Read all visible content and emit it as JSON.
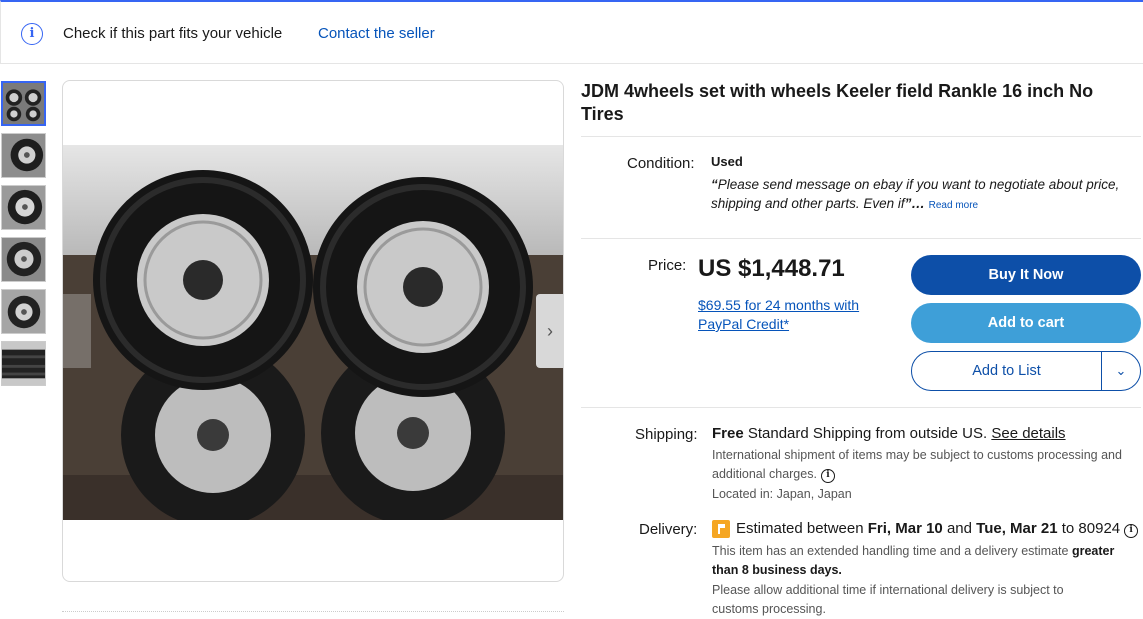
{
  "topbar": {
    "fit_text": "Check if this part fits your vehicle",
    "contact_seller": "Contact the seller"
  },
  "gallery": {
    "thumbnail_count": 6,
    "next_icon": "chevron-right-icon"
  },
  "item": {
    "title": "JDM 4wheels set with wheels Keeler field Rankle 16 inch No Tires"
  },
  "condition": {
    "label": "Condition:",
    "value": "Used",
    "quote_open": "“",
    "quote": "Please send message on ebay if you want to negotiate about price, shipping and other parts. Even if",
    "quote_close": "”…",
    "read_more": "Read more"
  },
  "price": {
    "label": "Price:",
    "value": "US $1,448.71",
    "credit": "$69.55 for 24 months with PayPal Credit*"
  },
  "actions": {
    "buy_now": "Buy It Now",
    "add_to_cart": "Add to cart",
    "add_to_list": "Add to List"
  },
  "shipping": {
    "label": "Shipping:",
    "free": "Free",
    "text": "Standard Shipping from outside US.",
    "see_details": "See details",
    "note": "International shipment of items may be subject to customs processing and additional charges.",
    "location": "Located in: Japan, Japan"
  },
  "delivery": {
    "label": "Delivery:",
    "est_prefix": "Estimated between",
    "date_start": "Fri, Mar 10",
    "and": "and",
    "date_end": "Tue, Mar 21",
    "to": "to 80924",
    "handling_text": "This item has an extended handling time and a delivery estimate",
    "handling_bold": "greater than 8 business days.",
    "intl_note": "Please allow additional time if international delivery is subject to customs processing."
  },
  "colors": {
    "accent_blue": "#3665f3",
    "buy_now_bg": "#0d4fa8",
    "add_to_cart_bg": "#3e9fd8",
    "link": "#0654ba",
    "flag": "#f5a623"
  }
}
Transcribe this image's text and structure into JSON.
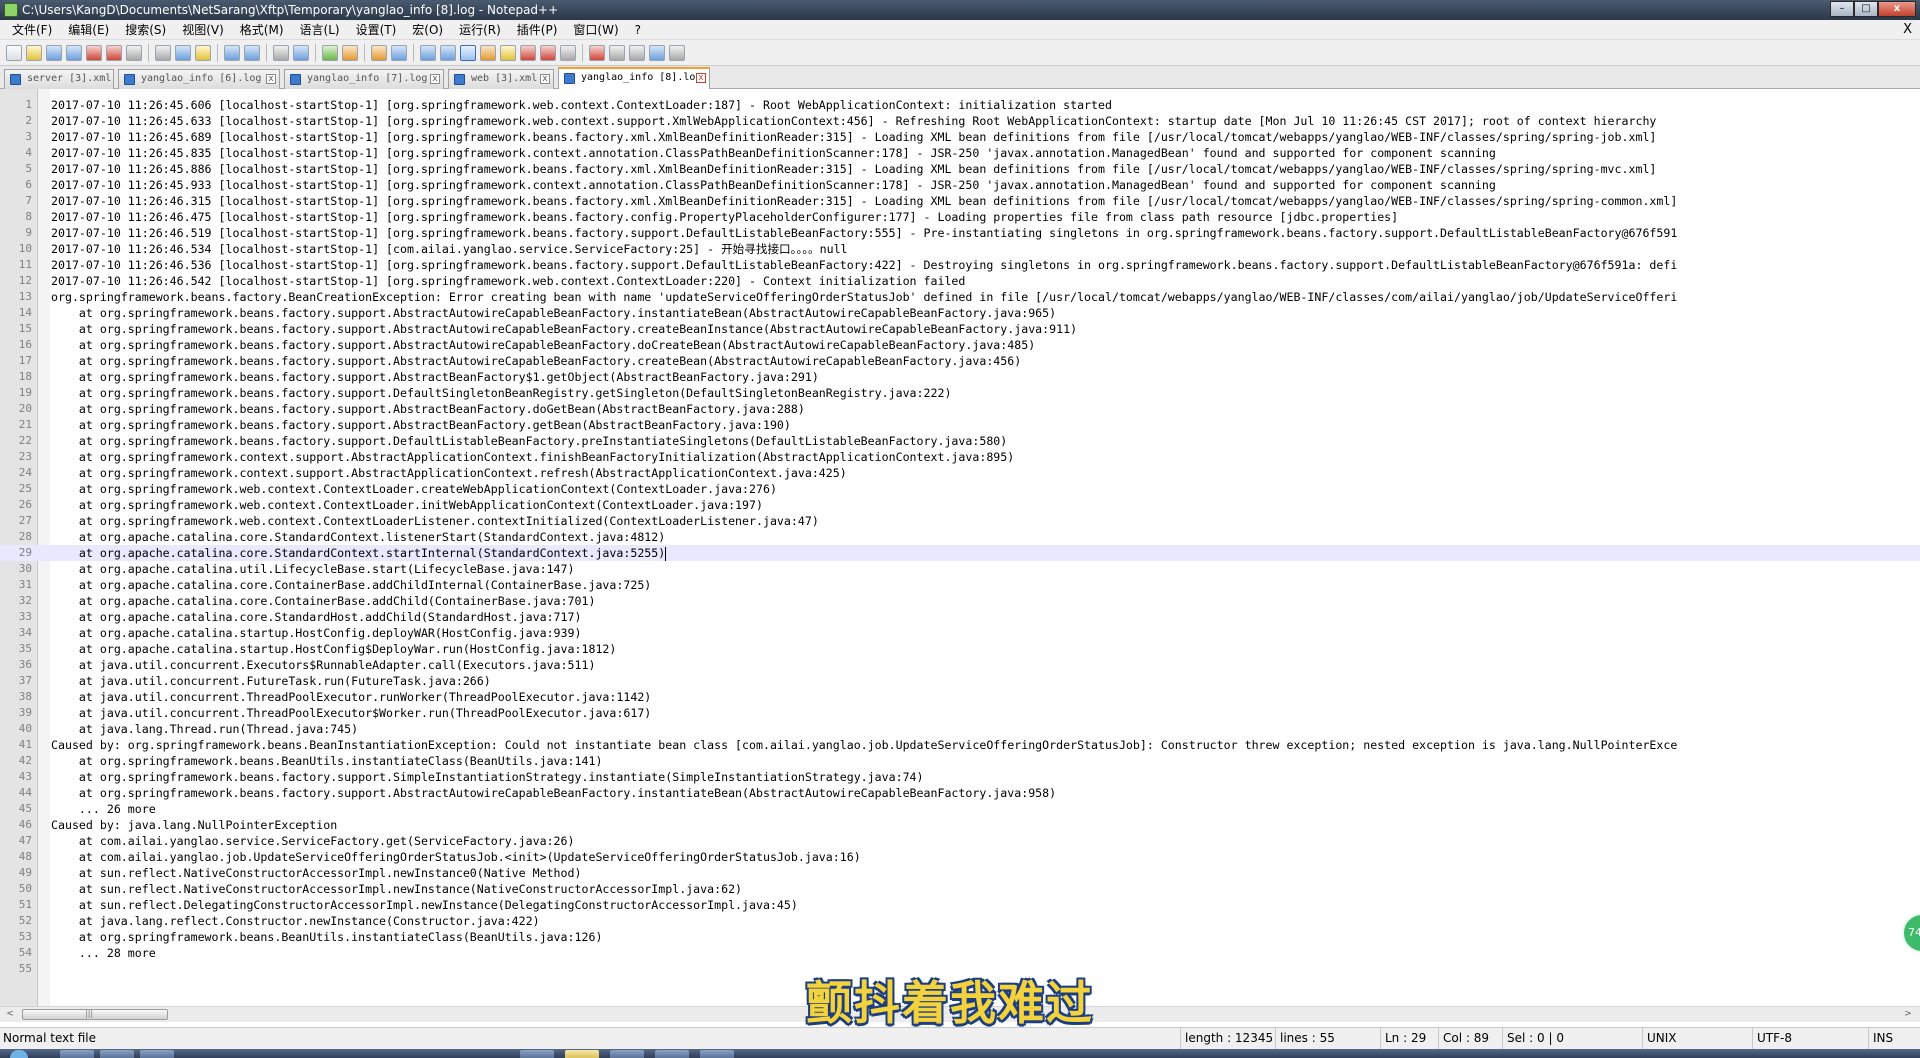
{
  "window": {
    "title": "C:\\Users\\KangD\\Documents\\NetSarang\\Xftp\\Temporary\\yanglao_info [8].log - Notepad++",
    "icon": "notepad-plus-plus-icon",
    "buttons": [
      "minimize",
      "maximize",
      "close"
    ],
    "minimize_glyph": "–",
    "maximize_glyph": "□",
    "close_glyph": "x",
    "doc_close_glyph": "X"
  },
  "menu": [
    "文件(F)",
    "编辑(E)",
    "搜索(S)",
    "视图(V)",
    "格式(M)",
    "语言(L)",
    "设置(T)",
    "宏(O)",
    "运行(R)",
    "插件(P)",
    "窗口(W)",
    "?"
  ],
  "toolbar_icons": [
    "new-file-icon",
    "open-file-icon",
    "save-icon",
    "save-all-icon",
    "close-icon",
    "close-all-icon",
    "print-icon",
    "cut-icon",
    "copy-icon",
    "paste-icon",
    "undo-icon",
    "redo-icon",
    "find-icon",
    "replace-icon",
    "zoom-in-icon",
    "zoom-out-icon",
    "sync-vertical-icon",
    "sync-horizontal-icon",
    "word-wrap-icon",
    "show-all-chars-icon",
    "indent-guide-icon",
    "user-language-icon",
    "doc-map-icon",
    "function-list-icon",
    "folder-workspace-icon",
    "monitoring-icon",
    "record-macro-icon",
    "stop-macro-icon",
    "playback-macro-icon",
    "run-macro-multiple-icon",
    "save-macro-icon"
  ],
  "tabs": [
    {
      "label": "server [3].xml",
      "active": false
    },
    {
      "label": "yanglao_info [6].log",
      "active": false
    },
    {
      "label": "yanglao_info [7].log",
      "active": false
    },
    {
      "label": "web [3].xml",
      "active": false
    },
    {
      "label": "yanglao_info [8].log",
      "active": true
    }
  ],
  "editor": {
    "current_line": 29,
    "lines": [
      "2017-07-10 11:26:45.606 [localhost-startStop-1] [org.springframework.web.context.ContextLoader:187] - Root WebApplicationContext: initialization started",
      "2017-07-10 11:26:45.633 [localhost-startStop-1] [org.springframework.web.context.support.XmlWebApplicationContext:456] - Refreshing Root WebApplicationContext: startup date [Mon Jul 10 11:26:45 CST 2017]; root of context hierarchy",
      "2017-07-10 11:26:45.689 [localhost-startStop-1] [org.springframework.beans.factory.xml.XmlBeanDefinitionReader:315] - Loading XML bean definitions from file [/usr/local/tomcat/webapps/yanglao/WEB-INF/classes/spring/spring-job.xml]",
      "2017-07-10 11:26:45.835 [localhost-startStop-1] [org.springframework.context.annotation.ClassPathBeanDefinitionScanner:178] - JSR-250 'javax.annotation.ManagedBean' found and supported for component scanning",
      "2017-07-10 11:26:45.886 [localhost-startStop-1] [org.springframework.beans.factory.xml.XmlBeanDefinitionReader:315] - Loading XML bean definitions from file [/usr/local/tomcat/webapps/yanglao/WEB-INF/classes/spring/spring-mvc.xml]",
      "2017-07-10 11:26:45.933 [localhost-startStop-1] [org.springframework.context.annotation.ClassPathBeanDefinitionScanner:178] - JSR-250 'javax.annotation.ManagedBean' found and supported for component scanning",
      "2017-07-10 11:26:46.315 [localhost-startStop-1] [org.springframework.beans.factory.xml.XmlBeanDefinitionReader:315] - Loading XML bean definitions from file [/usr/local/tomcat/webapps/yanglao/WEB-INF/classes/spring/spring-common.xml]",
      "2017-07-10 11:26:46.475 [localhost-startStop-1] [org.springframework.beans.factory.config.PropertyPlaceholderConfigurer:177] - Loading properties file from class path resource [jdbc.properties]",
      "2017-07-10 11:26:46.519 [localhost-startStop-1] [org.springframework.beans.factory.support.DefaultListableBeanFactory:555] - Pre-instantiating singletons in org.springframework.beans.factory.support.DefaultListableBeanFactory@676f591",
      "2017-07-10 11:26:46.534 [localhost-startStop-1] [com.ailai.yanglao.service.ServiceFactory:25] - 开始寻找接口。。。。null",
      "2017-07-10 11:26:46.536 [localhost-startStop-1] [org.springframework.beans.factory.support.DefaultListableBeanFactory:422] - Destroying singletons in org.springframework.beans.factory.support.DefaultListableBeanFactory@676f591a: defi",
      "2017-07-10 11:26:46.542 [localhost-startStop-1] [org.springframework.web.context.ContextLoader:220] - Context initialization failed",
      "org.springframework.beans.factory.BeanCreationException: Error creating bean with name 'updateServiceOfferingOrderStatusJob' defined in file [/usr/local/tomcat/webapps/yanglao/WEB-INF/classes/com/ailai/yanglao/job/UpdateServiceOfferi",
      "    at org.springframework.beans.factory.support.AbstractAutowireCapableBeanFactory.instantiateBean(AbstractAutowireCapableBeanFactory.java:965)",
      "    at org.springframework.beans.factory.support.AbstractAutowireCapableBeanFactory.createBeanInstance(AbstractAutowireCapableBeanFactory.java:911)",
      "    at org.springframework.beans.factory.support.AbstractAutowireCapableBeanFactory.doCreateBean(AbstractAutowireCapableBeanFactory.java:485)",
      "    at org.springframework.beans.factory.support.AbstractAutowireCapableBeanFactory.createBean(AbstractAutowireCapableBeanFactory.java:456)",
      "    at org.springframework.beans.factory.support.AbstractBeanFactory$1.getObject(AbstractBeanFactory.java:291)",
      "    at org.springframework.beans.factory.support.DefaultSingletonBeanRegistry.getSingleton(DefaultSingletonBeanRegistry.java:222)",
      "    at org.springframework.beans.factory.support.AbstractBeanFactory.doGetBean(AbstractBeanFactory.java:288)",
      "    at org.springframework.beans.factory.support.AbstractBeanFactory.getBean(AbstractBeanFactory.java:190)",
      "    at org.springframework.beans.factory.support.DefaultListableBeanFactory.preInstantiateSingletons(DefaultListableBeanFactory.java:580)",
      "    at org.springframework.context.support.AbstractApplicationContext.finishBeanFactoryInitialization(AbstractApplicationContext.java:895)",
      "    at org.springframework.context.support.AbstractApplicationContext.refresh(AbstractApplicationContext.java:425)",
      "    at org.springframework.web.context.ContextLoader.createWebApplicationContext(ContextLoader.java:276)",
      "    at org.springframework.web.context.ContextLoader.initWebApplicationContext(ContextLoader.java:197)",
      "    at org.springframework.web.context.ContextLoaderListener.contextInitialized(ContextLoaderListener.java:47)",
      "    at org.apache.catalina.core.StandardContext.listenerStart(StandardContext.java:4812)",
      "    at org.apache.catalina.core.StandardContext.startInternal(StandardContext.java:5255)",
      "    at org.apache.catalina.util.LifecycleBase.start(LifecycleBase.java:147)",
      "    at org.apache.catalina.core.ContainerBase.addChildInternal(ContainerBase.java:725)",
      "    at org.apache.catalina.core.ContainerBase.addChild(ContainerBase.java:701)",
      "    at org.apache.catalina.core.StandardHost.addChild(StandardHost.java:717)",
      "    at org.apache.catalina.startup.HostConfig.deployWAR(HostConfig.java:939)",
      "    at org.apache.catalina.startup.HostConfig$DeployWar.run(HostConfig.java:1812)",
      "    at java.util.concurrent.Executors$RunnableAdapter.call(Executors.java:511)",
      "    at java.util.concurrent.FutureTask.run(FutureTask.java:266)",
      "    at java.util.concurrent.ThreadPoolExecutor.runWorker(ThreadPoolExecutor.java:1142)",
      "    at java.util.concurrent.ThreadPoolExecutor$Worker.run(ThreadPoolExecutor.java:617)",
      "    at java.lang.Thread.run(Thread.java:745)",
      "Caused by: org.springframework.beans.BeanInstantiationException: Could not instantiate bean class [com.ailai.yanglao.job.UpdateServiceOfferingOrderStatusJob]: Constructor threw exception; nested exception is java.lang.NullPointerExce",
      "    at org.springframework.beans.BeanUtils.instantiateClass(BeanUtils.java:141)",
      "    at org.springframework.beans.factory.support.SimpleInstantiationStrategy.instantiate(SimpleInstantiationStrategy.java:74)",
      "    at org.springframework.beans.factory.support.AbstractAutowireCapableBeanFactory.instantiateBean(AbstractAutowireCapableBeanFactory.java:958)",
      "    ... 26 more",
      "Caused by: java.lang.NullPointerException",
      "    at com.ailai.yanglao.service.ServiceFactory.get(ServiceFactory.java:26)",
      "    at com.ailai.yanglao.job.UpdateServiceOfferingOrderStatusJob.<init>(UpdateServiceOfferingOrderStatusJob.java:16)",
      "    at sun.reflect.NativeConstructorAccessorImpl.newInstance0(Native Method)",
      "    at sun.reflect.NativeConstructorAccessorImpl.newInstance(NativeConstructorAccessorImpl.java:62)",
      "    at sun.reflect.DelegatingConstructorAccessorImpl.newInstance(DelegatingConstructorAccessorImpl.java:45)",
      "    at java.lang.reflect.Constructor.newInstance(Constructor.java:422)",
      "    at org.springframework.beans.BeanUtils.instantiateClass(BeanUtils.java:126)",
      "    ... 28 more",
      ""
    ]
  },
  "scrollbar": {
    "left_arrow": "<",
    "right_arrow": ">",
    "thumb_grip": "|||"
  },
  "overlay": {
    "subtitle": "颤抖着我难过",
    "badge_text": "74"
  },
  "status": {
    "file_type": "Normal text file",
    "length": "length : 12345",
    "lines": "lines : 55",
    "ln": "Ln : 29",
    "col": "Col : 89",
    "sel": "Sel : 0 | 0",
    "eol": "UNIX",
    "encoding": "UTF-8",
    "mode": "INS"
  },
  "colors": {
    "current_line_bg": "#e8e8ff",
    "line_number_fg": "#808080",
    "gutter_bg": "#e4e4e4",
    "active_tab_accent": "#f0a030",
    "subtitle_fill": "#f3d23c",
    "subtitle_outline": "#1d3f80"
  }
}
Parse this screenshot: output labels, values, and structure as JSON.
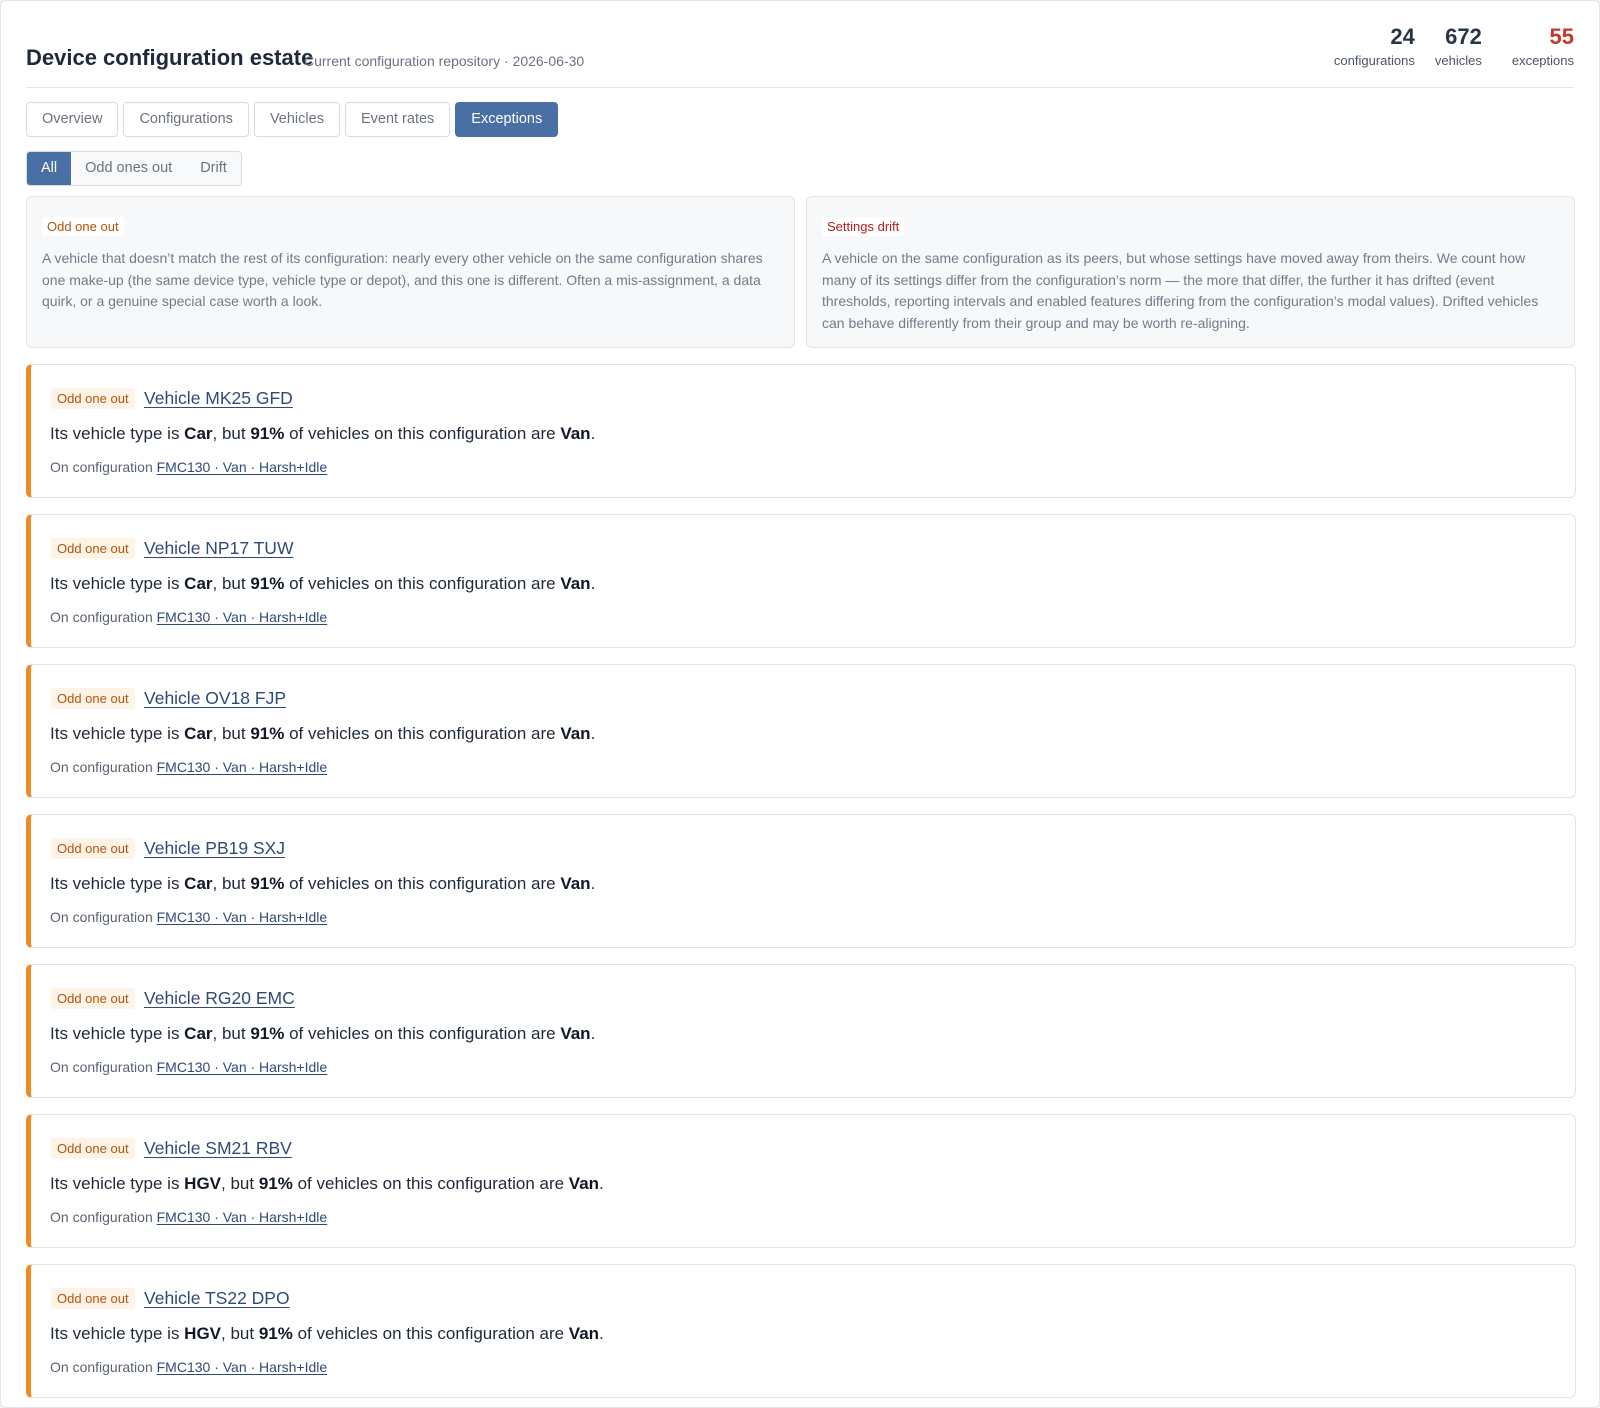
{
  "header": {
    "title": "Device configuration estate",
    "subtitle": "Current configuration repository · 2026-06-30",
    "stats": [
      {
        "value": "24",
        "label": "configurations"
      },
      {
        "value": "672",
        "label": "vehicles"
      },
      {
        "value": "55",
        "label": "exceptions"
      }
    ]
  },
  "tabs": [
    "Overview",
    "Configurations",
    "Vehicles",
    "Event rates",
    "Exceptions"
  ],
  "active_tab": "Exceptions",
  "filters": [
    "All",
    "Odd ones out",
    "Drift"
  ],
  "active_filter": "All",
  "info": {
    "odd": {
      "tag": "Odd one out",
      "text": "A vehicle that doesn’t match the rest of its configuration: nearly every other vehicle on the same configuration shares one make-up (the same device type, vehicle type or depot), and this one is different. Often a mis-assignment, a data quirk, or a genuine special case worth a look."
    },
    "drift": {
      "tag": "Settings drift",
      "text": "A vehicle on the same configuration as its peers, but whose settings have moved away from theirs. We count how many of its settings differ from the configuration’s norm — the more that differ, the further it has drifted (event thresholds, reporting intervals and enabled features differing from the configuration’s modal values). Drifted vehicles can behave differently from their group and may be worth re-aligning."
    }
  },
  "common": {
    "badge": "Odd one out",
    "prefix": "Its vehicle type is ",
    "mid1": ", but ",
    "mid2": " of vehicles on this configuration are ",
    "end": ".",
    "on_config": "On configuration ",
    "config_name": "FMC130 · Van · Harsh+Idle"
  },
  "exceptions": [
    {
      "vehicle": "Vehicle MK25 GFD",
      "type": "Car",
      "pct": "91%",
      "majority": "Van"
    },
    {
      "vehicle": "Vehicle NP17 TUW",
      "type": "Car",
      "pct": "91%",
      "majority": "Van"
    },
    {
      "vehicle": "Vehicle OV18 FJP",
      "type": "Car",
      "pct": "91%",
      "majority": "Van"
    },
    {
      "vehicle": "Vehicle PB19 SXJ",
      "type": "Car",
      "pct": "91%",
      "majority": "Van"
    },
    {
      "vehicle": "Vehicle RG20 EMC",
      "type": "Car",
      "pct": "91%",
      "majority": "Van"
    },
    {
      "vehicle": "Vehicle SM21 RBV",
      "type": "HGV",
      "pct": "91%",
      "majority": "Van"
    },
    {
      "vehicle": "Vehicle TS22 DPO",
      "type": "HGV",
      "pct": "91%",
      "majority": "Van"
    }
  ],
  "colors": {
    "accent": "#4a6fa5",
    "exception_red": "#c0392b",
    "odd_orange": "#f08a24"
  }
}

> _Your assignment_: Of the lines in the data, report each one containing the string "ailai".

> _Answer section_:
      "2017-07-10 11:26:46.534 [localhost-startStop-1] [com.ailai.yanglao.service.ServiceFactory:25] - 开始寻找接口。。。。null",
      "org.springframework.beans.factory.BeanCreationException: Error creating bean with name 'updateServiceOfferingOrderStatusJob' defined in file [/usr/local/tomcat/webapps/yanglao/WEB-INF/classes/com/ailai/yanglao/job/UpdateServiceOfferi",
      "Caused by: org.springframework.beans.BeanInstantiationException: Could not instantiate bean class [com.ailai.yanglao.job.UpdateServiceOfferingOrderStatusJob]: Constructor threw exception; nested exception is java.lang.NullPointerExce",
      "    at com.ailai.yanglao.service.ServiceFactory.get(ServiceFactory.java:26)",
      "    at com.ailai.yanglao.job.UpdateServiceOfferingOrderStatusJob.<init>(UpdateServiceOfferingOrderStatusJob.java:16)",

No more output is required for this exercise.